# REQUIRED WORK
Once every line in the data that follows has been checked for the word "만나려면", give only the number of lines that hold it.

Dataset records:
[Start of Attachment]

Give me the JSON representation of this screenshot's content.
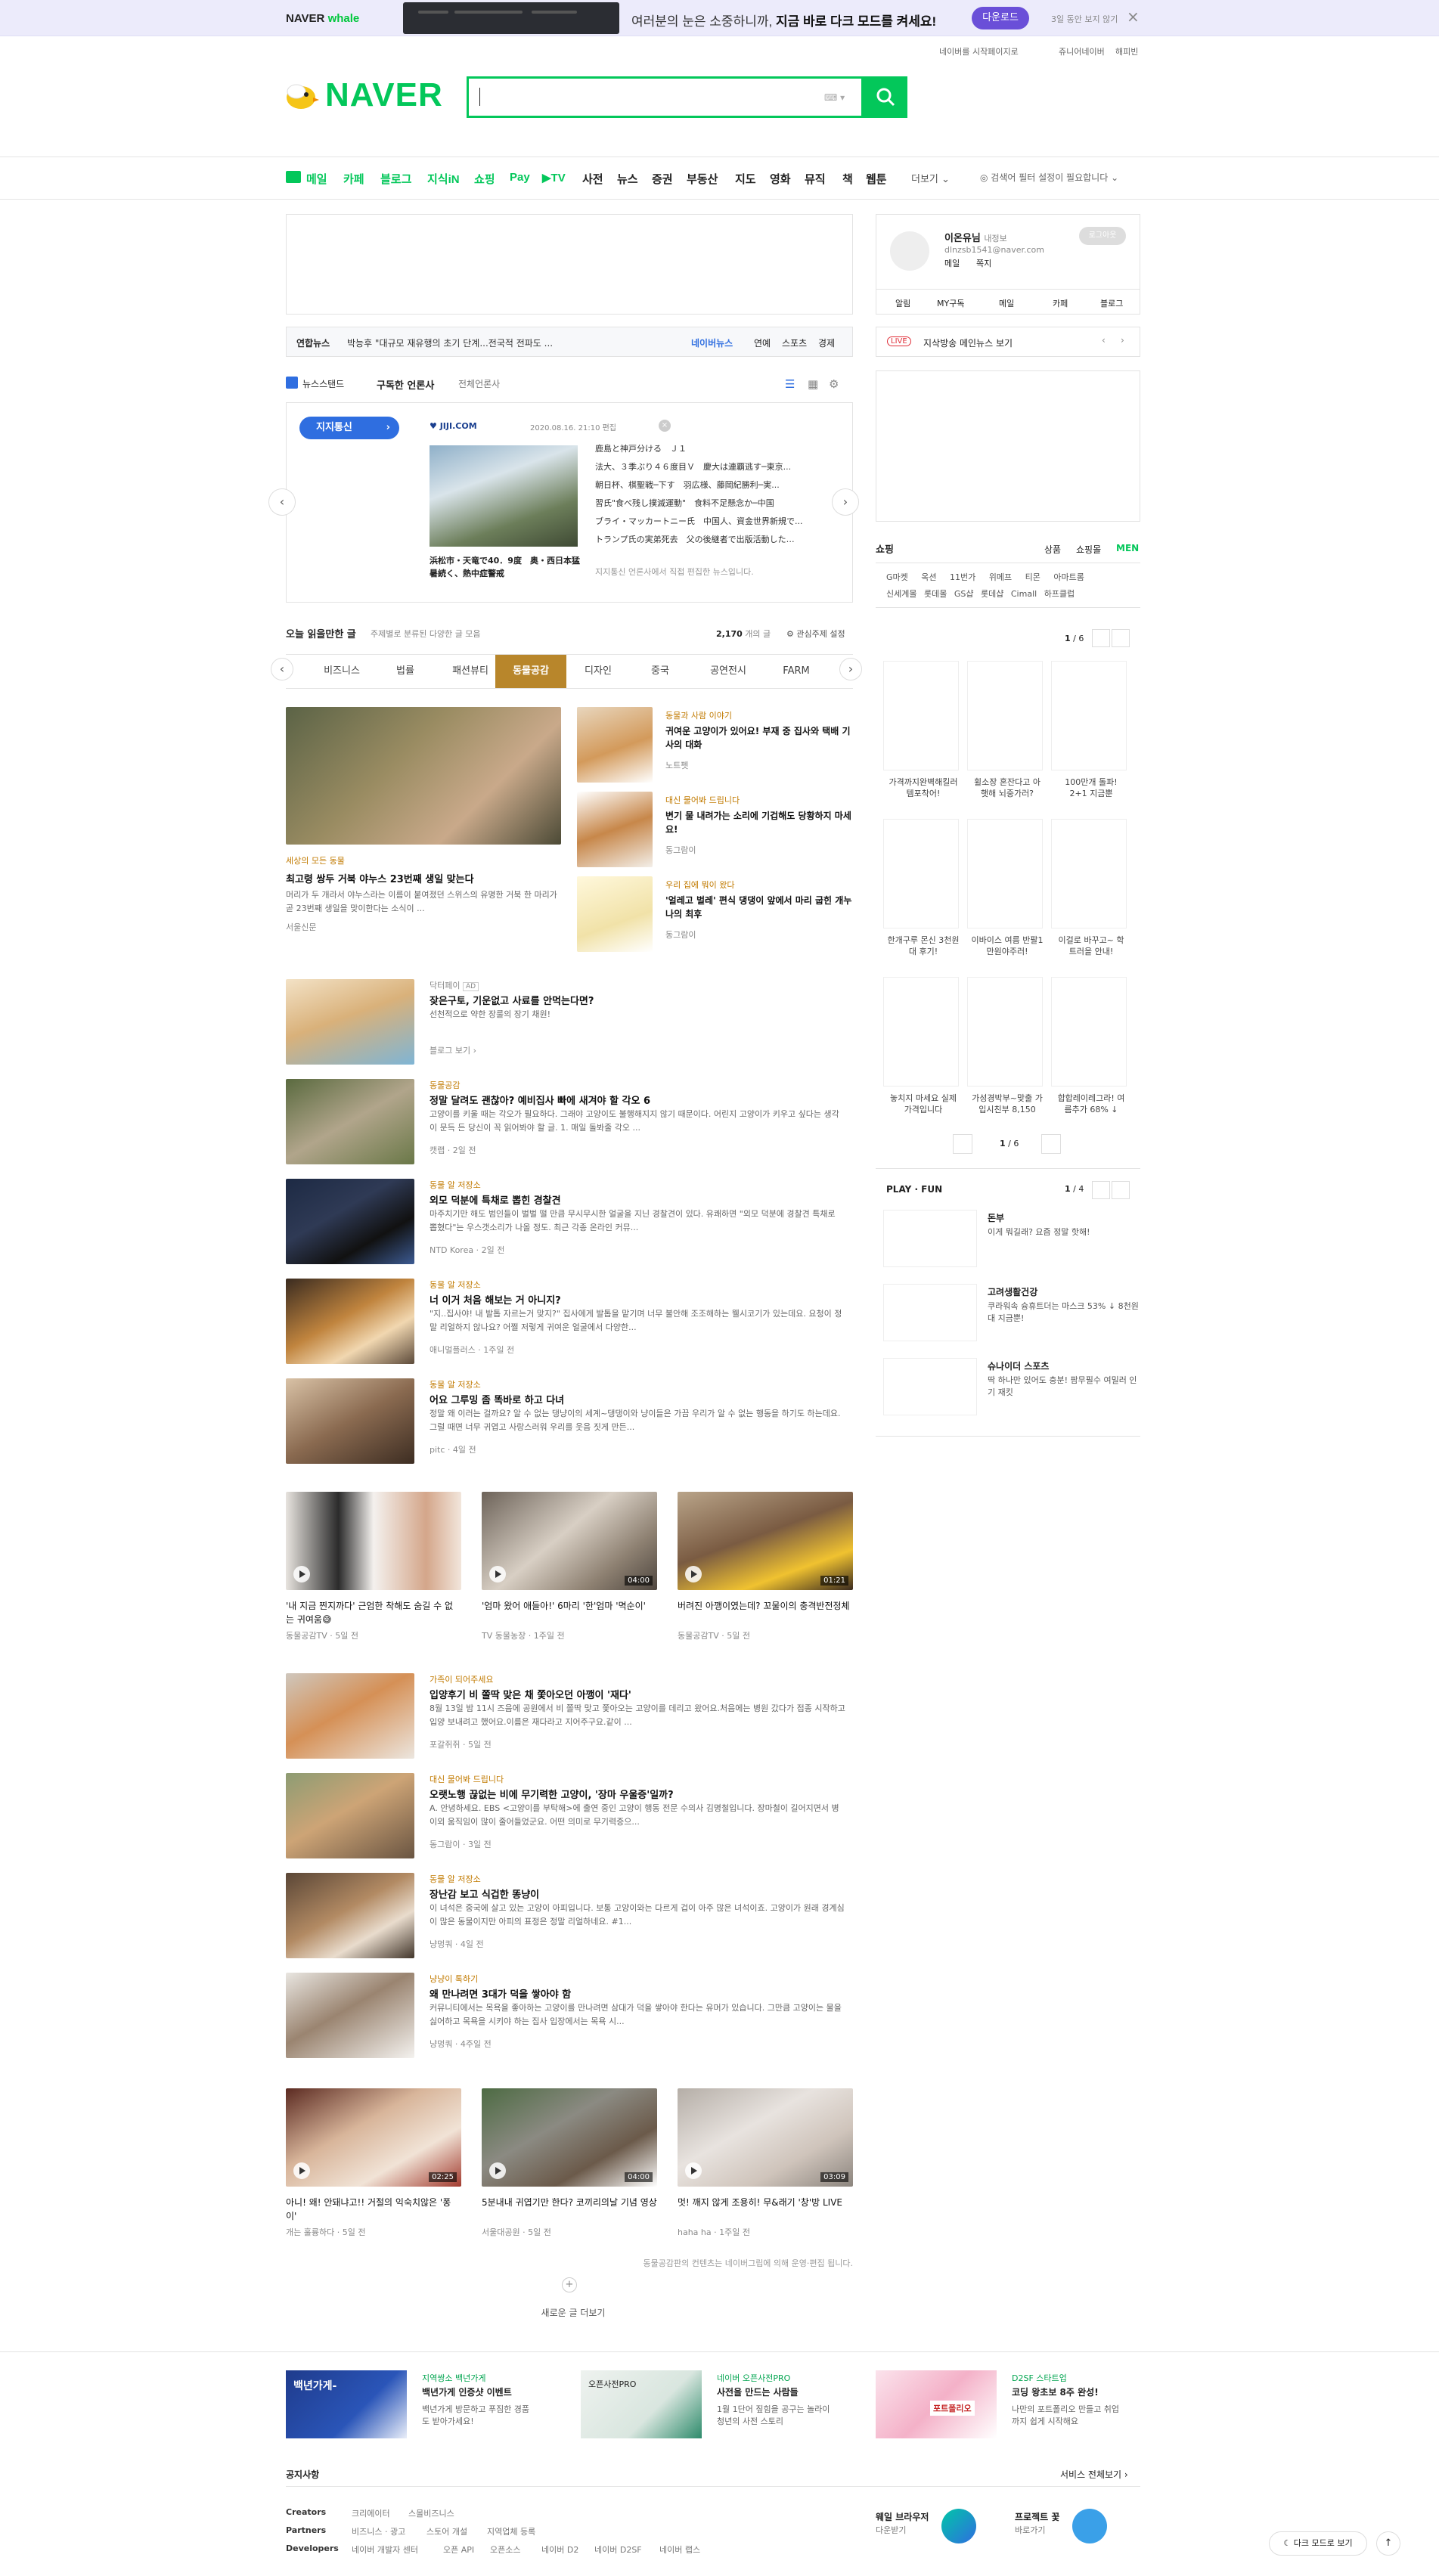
{
  "whalebar": {
    "brand_a": "NAVER",
    "brand_b": "whale",
    "message_pre": "여러분의 눈은 소중하니까, ",
    "message_bold": "지금 바로 다크 모드를 켜세요!",
    "download": "다운로드",
    "later": "3일 동안 보지 않기"
  },
  "toplinks": {
    "set_home": "네이버를 시작페이지로",
    "junior": "쥬니어네이버",
    "happybean": "해피빈"
  },
  "logo": {
    "text": "NAVER"
  },
  "nav": {
    "items": [
      "메일",
      "카페",
      "블로그",
      "지식iN",
      "쇼핑",
      "Pay",
      "▶TV",
      "사전",
      "뉴스",
      "증권",
      "부동산",
      "지도",
      "영화",
      "뮤직",
      "책",
      "웹툰"
    ],
    "more": "더보기",
    "setting": "검색어 필터 설정이 필요합니다"
  },
  "newsbar": {
    "press": "연합뉴스",
    "headline": "박능후 \"대규모 재유행의 초기 단계...전국적 전파도 ...",
    "naver_news": "네이버뉴스",
    "cats": [
      "연예",
      "스포츠",
      "경제"
    ]
  },
  "newsstand": {
    "label": "뉴스스탠드",
    "sub": "구독한 언론사",
    "all": "전체언론사",
    "press_btn": "지지통신",
    "press_logo": "JIJI.COM",
    "date": "2020.08.16. 21:10 편집",
    "photo_caption": "浜松市・天竜で40．9度　奥・西日本猛暑続く、熱中症警戒",
    "headlines": [
      "鹿島と神戸分ける　Ｊ１",
      "法大、３季ぶり４６度目Ｖ　慶大は連覇逃す─東京...",
      "朝日杯、棋聖戦─下す　羽広様、藤岡紀勝利─実...",
      "習氏\"食べ残し撲滅運動\"　食料不足懸念か─中国",
      "ブライ・マッカートニー氏　中国人、資金世界新規で...",
      "トランプ氏の実弟死去　父の後継者で出版活動した…"
    ],
    "notice": "지지통신 언론사에서 직접 편집한 뉴스입니다."
  },
  "feed": {
    "title": "오늘 읽을만한 글",
    "sub": "주제별로 분류된 다양한 글 모음",
    "count": "2,170",
    "count_unit": "개의 글",
    "setting": "관심주제 설정",
    "tabs": [
      "비즈니스",
      "법률",
      "패션뷰티",
      "동물공감",
      "디자인",
      "중국",
      "공연전시",
      "FARM"
    ],
    "active_tab": "동물공감"
  },
  "big": {
    "cat": "세상의 모든 동물",
    "title": "최고령 쌍두 거북 야누스 23번째 생일 맞는다",
    "desc": "머리가 두 개라서 야누스라는 이름이 붙여졌던 스위스의 유명한 거북 한 마리가 곧 23번째 생일을 맞이한다는 소식이 ...",
    "src": "서울신문"
  },
  "small": [
    {
      "cat": "동물과 사람 이야기",
      "title": "귀여운 고양이가 있어요! 부재 중 집사와 택배 기사의 대화",
      "src": "노트펫"
    },
    {
      "cat": "대신 물어봐 드립니다",
      "title": "변기 물 내려가는 소리에 기겁해도 당황하지 마세요!",
      "src": "동그람이"
    },
    {
      "cat": "우리 집에 뭐이 왔다",
      "title": "'얼레고 벌레' 편식 댕댕이 앞에서 마리 굽힌 개누나의 최후",
      "src": "동그람이"
    }
  ],
  "rows1": [
    {
      "cat": "닥터페이",
      "title": "잦은구토, 기운없고 사료를 안먹는다면?",
      "desc": "선천적으로 약한 장룰의 장기 채원!",
      "src": "블로그 보기"
    },
    {
      "cat": "동물공감",
      "title": "정말 달려도 괜찮아? 예비집사 빠에 새겨야 할 각오 6",
      "desc": "고양이를 키울 때는 각오가 필요하다. 그래야 고양이도 불행해지지 않기 때문이다. 어린지 고양이가 키우고 싶다는 생각이 문득 든 당신이 꼭 읽어봐야 할 글. 1. 매일 돌봐줄 각오 ...",
      "src": "캣랩 · 2일 전"
    },
    {
      "cat": "동물 알 저장소",
      "title": "외모 덕분에 특채로 뽑힌 경찰견",
      "desc": "마주치기만 해도 범인들이 벌벌 떨 만큼 무시무시한 얼굴을 지닌 경찰견이 있다. 유쾌하면 \"외모 덕분에 경찰견 특채로 뽑혔다\"는 우스갯소리가 나올 정도. 최근 각종 온라인 커뮤...",
      "src": "NTD Korea · 2일 전"
    },
    {
      "cat": "동물 알 저장소",
      "title": "너 이거 처음 해보는 거 아니지?",
      "desc": "\"지..집사야! 내 발톱 자르는거 맞지?\" 집사에게 발톱을 맡기며 너무 불안해 조조해하는 웰시코기가 있는데요. 요청이 정말 리얼하지 않나요? 어쩔 저렇게 귀여운 얼굴에서 다양한...",
      "src": "애니멀플러스 · 1주일 전"
    },
    {
      "cat": "동물 알 저장소",
      "title": "어요 그루밍 좀 똑바로 하고 다녀",
      "desc": "정말 왜 이러는 걸까요? 알 수 없는 댕냥이의 세계~댕댕이와 냥이들은 가끔 우리가 알 수 없는 행동을 하기도 하는데요. 그럴 때면 너무 귀엽고 사랑스러워 우리를 웃음 짓게 만든...",
      "src": "pitc · 4일 전"
    }
  ],
  "videos1": [
    {
      "title": "'내 지금 찐지까다' 근엄한 착해도 숨길 수 없는 귀여움😅",
      "src": "동물공감TV · 5일 전",
      "dur": ""
    },
    {
      "title": "'엄마 왔어 애들아!' 6마리 '한'엄마 '멱순이'",
      "src": "TV 동물농장 · 1주일 전",
      "dur": "04:00"
    },
    {
      "title": "버려진 아깽이였는데? 꼬물이의 충격반전정체",
      "src": "동물공감TV · 5일 전",
      "dur": "01:21"
    }
  ],
  "rows2": [
    {
      "cat": "가족이 되어주세요",
      "title": "입양후기 비 쫄딱 맞은 채 쫓아오던 아깽이 '재다'",
      "desc": "8월 13일 밤 11시 즈음에 공원에서 비 쫄딱 맞고 쫓아오는 고양이를 데리고 왔어요.처음에는 병원 갔다가 접종 시작하고 입양 보내려고 했어요.이름은 재다라고 지어주구요.같이 ...",
      "src": "포갈쥐쥐 · 5일 전"
    },
    {
      "cat": "대신 물어봐 드립니다",
      "title": "오랫노행 끊없는 비에 무기력한 고양이, '장마 우울증'일까?",
      "desc": "A. 안녕하세요. EBS <고양이를 부탁해>에 출연 중인 고양이 행동 전문 수의사 김명철입니다. 장마철이 길어지면서 병이외 움직임이 많이 줄어들었군요. 어떤 의미로 무기력증으...",
      "src": "동그람이 · 3일 전"
    },
    {
      "cat": "동물 알 저장소",
      "title": "장난감 보고 식겁한 똥냥이",
      "desc": "이 녀석은 중국에 살고 있는 고양이 아피입니다. 보통 고양이와는 다르게 겁이 아주 많은 녀석이죠. 고양이가 원래 경계심이 많은 동물이지만 아피의 표정은 정말 리얼하네요. #1...",
      "src": "냥멍쿼 · 4일 전"
    },
    {
      "cat": "냥냥이 톡하기",
      "title": "왜 만나려면 3대가 덕을 쌓아야 함",
      "desc": "커뮤니티에서는 목욕을 좋아하는 고양이를 만나려면 삼대가 덕을 쌓아야 한다는 유머가 있습니다. 그만큼 고양이는 물을 싫어하고 목욕을 시키야 하는 집사 입장에서는 목욕 시...",
      "src": "냥멍쿼 · 4주일 전"
    }
  ],
  "videos2": [
    {
      "title": "아니! 왜! 안돼냐고!! 거절의 익숙치않은 '퐁이'",
      "src": "개는 훌륭하다 · 5일 전",
      "dur": "02:25"
    },
    {
      "title": "5분내내 귀엽기만 한다? 코끼리의날 기념 영상",
      "src": "서울대공원 · 5일 전",
      "dur": "04:00"
    },
    {
      "title": "멋! 깨지 않게 조용히! 무&래기 '창'방 LIVE",
      "src": "haha ha · 1주일 전",
      "dur": "03:09"
    }
  ],
  "feed_footer": {
    "notice": "동물공감판의 컨텐츠는 네이버그립에 의해 운영·편집 됩니다.",
    "more": "새로운 글 더보기"
  },
  "login": {
    "name": "이온유님",
    "badge": "내정보",
    "email": "dlnzsb1541@naver.com",
    "mail": "메일",
    "note": "쪽지",
    "logout": "로그아웃",
    "tabs": [
      "알림",
      "MY구독",
      "메일",
      "카페",
      "블로그"
    ]
  },
  "live": {
    "badge": "LIVE",
    "text": "지삭방송 메인뉴스 보기"
  },
  "shopping": {
    "title": "쇼핑",
    "tabs": [
      "상품",
      "쇼핑몰",
      "MEN"
    ],
    "cats1": [
      "G마켓",
      "옥션",
      "11번가",
      "위메프",
      "티몬",
      "아마트롬"
    ],
    "cats2": [
      "신세계몰",
      "롯데몰",
      "GS샵",
      "롯데샵",
      "Cimall",
      "하프클럽"
    ],
    "page": "1",
    "pages": "6",
    "items": [
      "가격까지완벽해킬러템포착어!",
      "휠소장 혼잔다고 아햇해 뇌중가러?",
      "100만개 돌파! 2+1 지금뿐",
      "한개구루 몬신 3천원대 후기!",
      "이바이스 여름 반팔1만원야주러!",
      "이걸로 바꾸고~ 학트러을 안내!",
      "놓치지 마세요 실제 가격입니다",
      "가성경박부~맞출 가입시친부 8,150",
      "합합레이레그라! 여름추가 68% ↓"
    ]
  },
  "playfun": {
    "title": "PLAY · FUN",
    "page": "1",
    "pages": "4",
    "items": [
      {
        "a": "돈부",
        "b": "이게 뭐길래? 요즘 정말 핫해!"
      },
      {
        "a": "고려생활건강",
        "b": "쿠라워속 슝휴트더는 마스크 53% ↓ 8천원대 지금뿐!"
      },
      {
        "a": "슈나이더 스포츠",
        "b": "딱 하나만 있어도 충분! 팜무필수 여밀러 인기 재킷"
      }
    ]
  },
  "footer_ads": [
    {
      "head": "지역쌍소 백년가게",
      "title": "백년가게 인증샷 이벤트",
      "desc": "백년가게 방문하고 푸짐한 경품도 받아가세요!",
      "img": "백년가게-"
    },
    {
      "head": "네이버 오픈사전PRO",
      "title": "사전을 만드는 사람들",
      "desc": "1월 1단어 짚힘을 공구는 놀라이 청년의 사전 스토리",
      "img": "오픈사전PRO"
    },
    {
      "head": "D2SF 스타트업",
      "title": "코딩 왕초보 8주 완성!",
      "desc": "나만의 포트폴리오 만들고 취업까지 쉽게 시작해요",
      "img": "포트폴리오"
    }
  ],
  "footer": {
    "notice": "공지사항",
    "service_all": "서비스 전체보기",
    "creators": "Creators",
    "partners": "Partners",
    "developers": "Developers",
    "creator_links": [
      "크리에이터",
      "스몰비즈니스"
    ],
    "partner_links": [
      "비즈니스 · 광고",
      "스토어 개설",
      "지역업체 등록"
    ],
    "dev_links": [
      "네이버 개발자 센터",
      "오픈 API",
      "오픈소스",
      "네이버 D2",
      "네이버 D2SF",
      "네이버 랩스"
    ],
    "whale_title": "웨일 브라우저",
    "whale_sub": "다운받기",
    "pro_title": "프로젝트 꽃",
    "pro_sub": "바로가기",
    "dark_btn": "다크 모드로 보기"
  },
  "colors": {
    "green": "#03c75a",
    "purple": "#6a4fd8",
    "gold": "#b8862b",
    "blue": "#2f6ee0"
  }
}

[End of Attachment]

# WRITTEN ANSWER
2